We had to realise that it is not so easy to put together an exhibition with his works, since his production is very limited in terms of numbers. Every work is absolutely unique and often produced with tecniques developed just for that specific piece. That makes his works so out standing, but it also makes available works rare. Furthermore most of his works end up in private or public collections when exhibited, which makes it even more difficult to put togehter a solo show. We wanted to exhibit his work sooner or later, whenever it would be possible but were not planning to open the season with him. Suddenly a series of coincidences helped us to speed up things as two of his works that will be featured in our exhibition had just come back from a solo show in New York. And with the help of Manuela Hobler at Arthobler Zùrich, we had the chance to show this unique artist in Turin. But of course it was not only the mere possibility to show his works that made us organize the show. In Turin an important photography museum is re-opening in September, and, by using Romulos words, his Zoom series acts as “camera lens”. We think it can be an interesting dialogue.

Celdrán’s work will be exhibited from 24 September at your gallery in Turin, and on the same day several other galleries across the city will open next exhibitions. What do you think about the contemporary art scene in Turin?

CD: On 24 September there will be the traditional season opening, ouverture, promoted by TAG (Torino Art Galleries) association. Some of the Galleries, members of TAG, contributed significantly to the positioning of Turin’s reputation as “capital of contemporary art in Italy” and to the consolidation of the “Arte Povera” movement born in Turin in the 60’s. The city has with Castello di Rivoli, GAM, Fondazione Merz, Fondazione Re Rebaudengo and MEF, institutions dedicated to contemporary art that can compete with any other art capital in the world.

Turin has immense cultural offerings throughout the year. “Arte alle corti” has been launched this year where artists have been invited by Francesco Poli to exhibit their works in places usually closed to the public, to create a dialogue with Turins remarkable Architecture.
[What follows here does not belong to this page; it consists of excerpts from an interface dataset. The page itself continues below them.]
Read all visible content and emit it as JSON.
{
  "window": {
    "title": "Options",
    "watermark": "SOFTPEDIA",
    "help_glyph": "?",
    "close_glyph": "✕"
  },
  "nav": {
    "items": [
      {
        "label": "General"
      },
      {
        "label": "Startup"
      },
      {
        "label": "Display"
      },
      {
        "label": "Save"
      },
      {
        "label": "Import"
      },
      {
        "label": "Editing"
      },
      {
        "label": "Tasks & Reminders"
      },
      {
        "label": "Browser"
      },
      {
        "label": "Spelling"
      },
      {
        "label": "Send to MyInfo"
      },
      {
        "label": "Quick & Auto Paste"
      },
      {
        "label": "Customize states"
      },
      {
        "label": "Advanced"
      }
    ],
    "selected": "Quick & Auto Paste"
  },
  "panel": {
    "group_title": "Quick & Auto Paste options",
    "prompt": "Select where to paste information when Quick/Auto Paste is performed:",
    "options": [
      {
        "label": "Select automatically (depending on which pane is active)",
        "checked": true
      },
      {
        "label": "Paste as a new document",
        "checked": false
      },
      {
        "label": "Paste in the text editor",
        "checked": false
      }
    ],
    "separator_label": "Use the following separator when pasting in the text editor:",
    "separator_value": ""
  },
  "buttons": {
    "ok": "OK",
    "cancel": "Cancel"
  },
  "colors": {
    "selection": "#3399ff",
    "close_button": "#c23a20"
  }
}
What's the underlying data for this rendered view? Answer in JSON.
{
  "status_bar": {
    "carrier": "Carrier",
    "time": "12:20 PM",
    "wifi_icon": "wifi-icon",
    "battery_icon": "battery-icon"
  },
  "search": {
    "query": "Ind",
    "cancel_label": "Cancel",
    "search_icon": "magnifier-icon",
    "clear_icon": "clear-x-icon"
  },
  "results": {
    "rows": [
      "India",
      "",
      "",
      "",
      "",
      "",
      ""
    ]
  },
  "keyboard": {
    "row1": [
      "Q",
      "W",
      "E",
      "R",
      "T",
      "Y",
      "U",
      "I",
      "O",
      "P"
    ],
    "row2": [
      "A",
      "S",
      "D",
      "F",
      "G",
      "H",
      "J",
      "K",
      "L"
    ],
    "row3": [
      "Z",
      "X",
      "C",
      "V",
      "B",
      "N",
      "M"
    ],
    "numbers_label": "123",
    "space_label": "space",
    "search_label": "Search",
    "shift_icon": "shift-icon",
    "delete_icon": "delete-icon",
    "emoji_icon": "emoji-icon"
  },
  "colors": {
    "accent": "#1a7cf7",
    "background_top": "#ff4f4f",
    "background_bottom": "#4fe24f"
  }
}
We are glad to have contributed to this project works by Fabio Viale, Richi Ferrero, Glaser/Kunz and Jelena Vasiljev. Of course this is just an example, there is so much going on. I think Turin is really a “must-go” for everyone interested in art, contemporary or not. Last I should mention “Artissima”, the leading contemporary art fair in Italy, that we participated in on various occasions. During Artissima members of TAG, us included, will welcome the international audience with special openings.

What other exhibitions do you have coming up at your gallery?

CD: We just finished restructuring the Gallery, adding over 200 square meters of exhibiting space. A total of about 800 square meters gives us the possibility to present various exhibitions in rotation and present the gallery collection, that consists of over 900 artworks, mainly from artists represented by the gallery, at the same time. So our idea is to have constantly parts of the collection on display, making them dialogue with the rotating exhibitions. At the moment we are preparing a very interesting site-specific project by Stefania Fersini that will be on display after Romulo’s exhibition. Also planned this year are a show with the winners of “Ora” prize that is organized by Alberto Zanchetta, director of the museum of Lissone and a solo show of Antonio Marchetti Lamera.

Rómulo Celdrán ‘MACRO.ZOOM’ is at Gagliardi e Domke gallery in Turin from 24th September to 25th October 2015, and he is featured in a group exhibition I’m Ten at IMT gallery until 1st October.

www.romuloceldran.com
gagliardiedomke.com

About Lee Sharrock

Lee Sharrock is Founder of Lee Sharrock PR, a bespoke cultural PR service working with creative agencies, artists, photographers and production companies. She is also a curator, artist and freelance writer. www.leesharrock.co.uk